→ Requirement:
Could you please write out each line of the records exactly, minus the pictures?

[[ Data to use, beginning ]]

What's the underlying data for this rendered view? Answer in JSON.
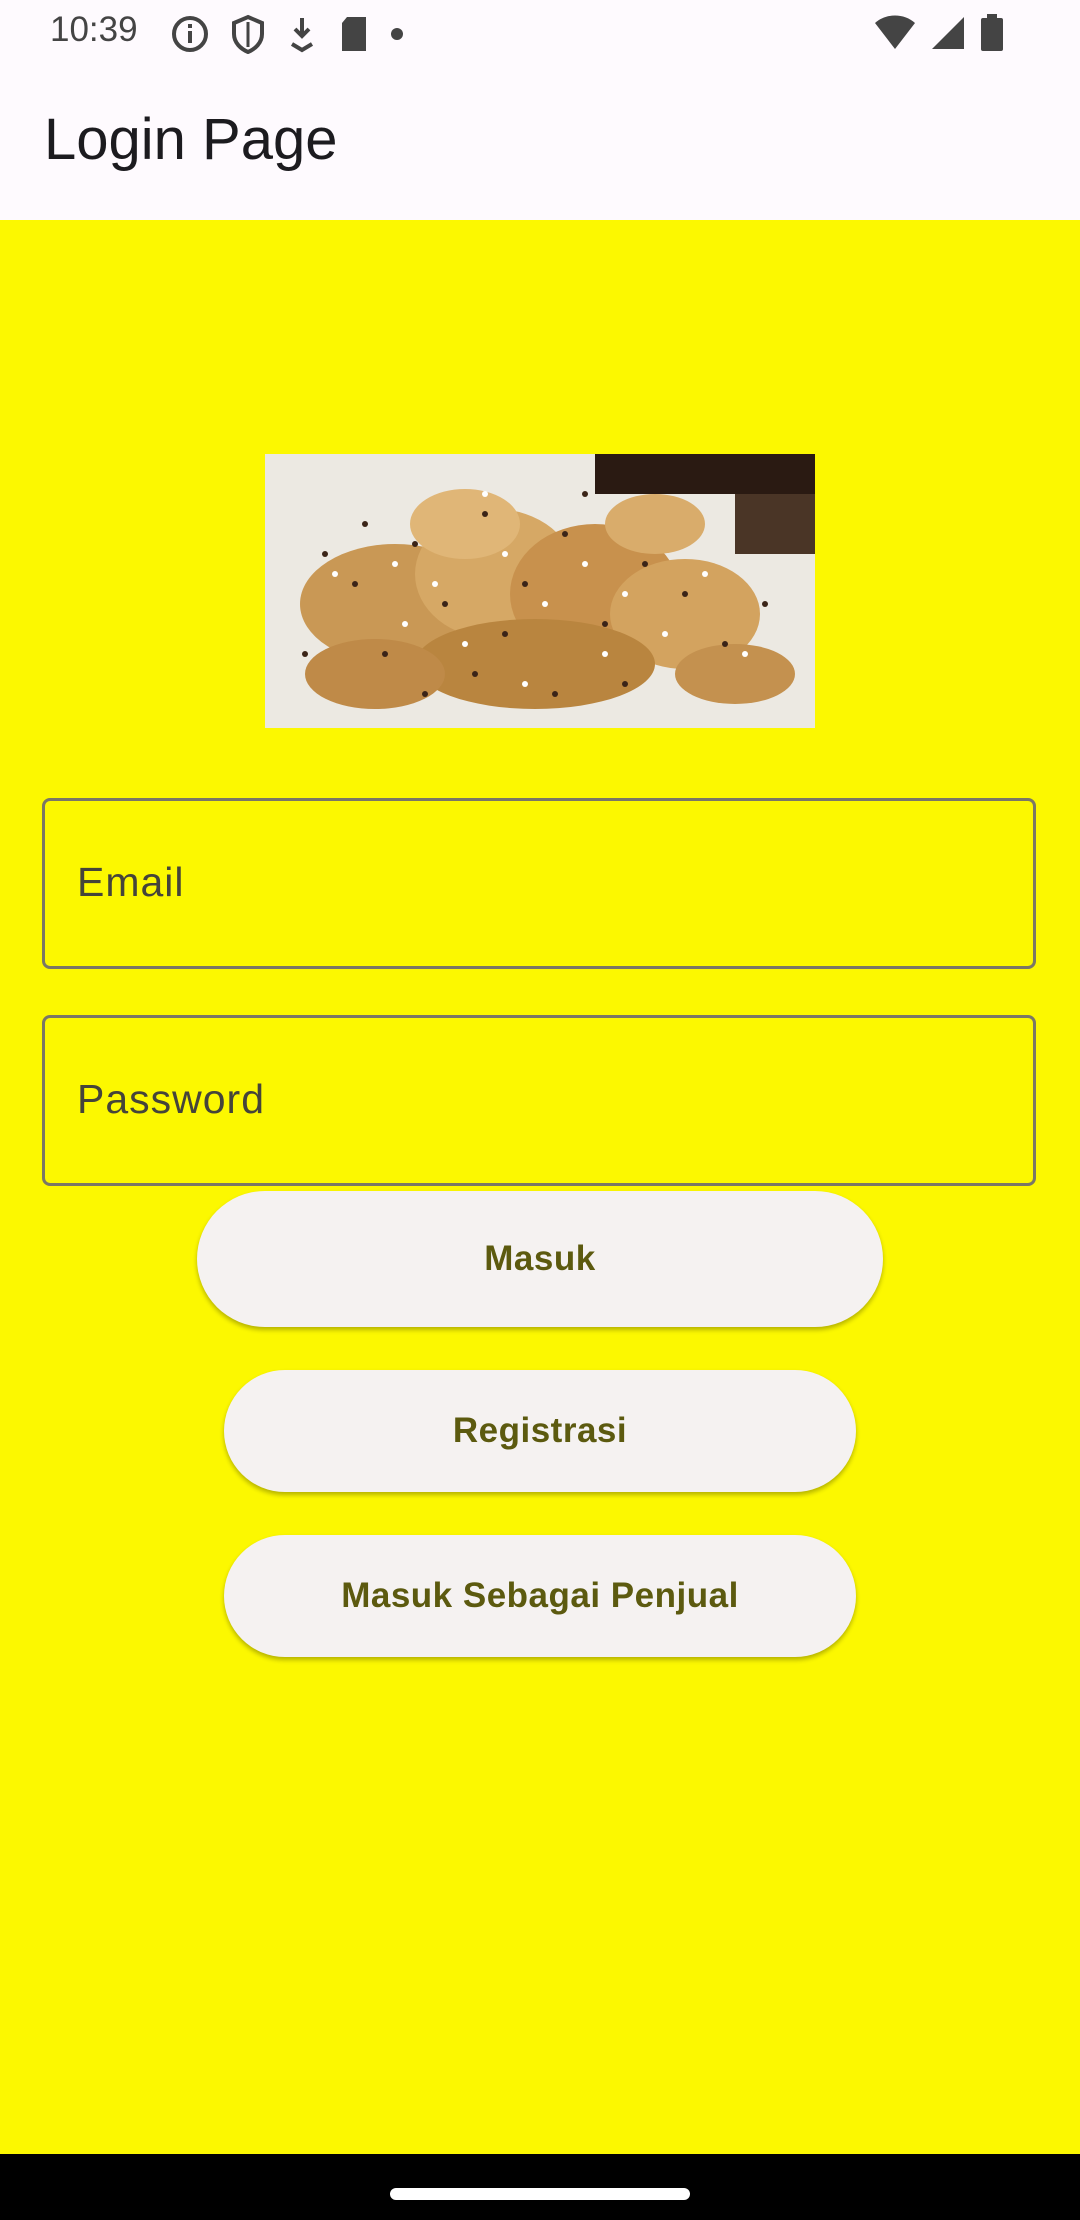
{
  "status_bar": {
    "time": "10:39",
    "left_icons": [
      "info-icon",
      "shield-icon",
      "download-icon",
      "sd-card-icon",
      "dot-icon"
    ],
    "right_icons": [
      "wifi-icon",
      "signal-icon",
      "battery-icon"
    ]
  },
  "app_bar": {
    "title": "Login Page"
  },
  "image": {
    "description_icon": "fried-banana-dessert-image"
  },
  "form": {
    "email_placeholder": "Email",
    "password_placeholder": "Password"
  },
  "buttons": {
    "login": "Masuk",
    "register": "Registrasi",
    "seller_login": "Masuk Sebagai Penjual"
  },
  "colors": {
    "background": "#fcf800",
    "button_bg": "#f5f2f1",
    "button_text": "#5c5a0f",
    "app_bar_bg": "#fefafe"
  }
}
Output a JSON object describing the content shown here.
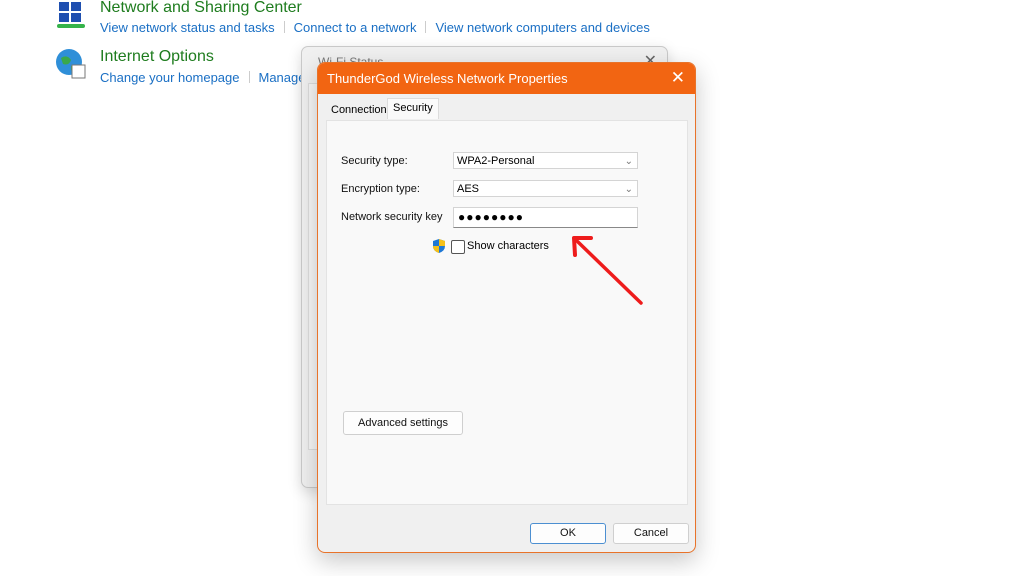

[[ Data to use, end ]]

→ The completed task:
What's the underlying data for this rendered view? Answer in JSON.
{
  "status_bar": {
    "time": "10:39",
    "left_icons": [
      "info-icon",
      "shield-icon",
      "download-icon",
      "sd-card-icon",
      "dot-icon"
    ],
    "right_icons": [
      "wifi-icon",
      "signal-icon",
      "battery-icon"
    ]
  },
  "app_bar": {
    "title": "Login Page"
  },
  "image": {
    "description_icon": "fried-banana-dessert-image"
  },
  "form": {
    "email_placeholder": "Email",
    "password_placeholder": "Password"
  },
  "buttons": {
    "login": "Masuk",
    "register": "Registrasi",
    "seller_login": "Masuk Sebagai Penjual"
  },
  "colors": {
    "background": "#fcf800",
    "button_bg": "#f5f2f1",
    "button_text": "#5c5a0f",
    "app_bar_bg": "#fefafe"
  }
}
Output a JSON object describing the content shown here.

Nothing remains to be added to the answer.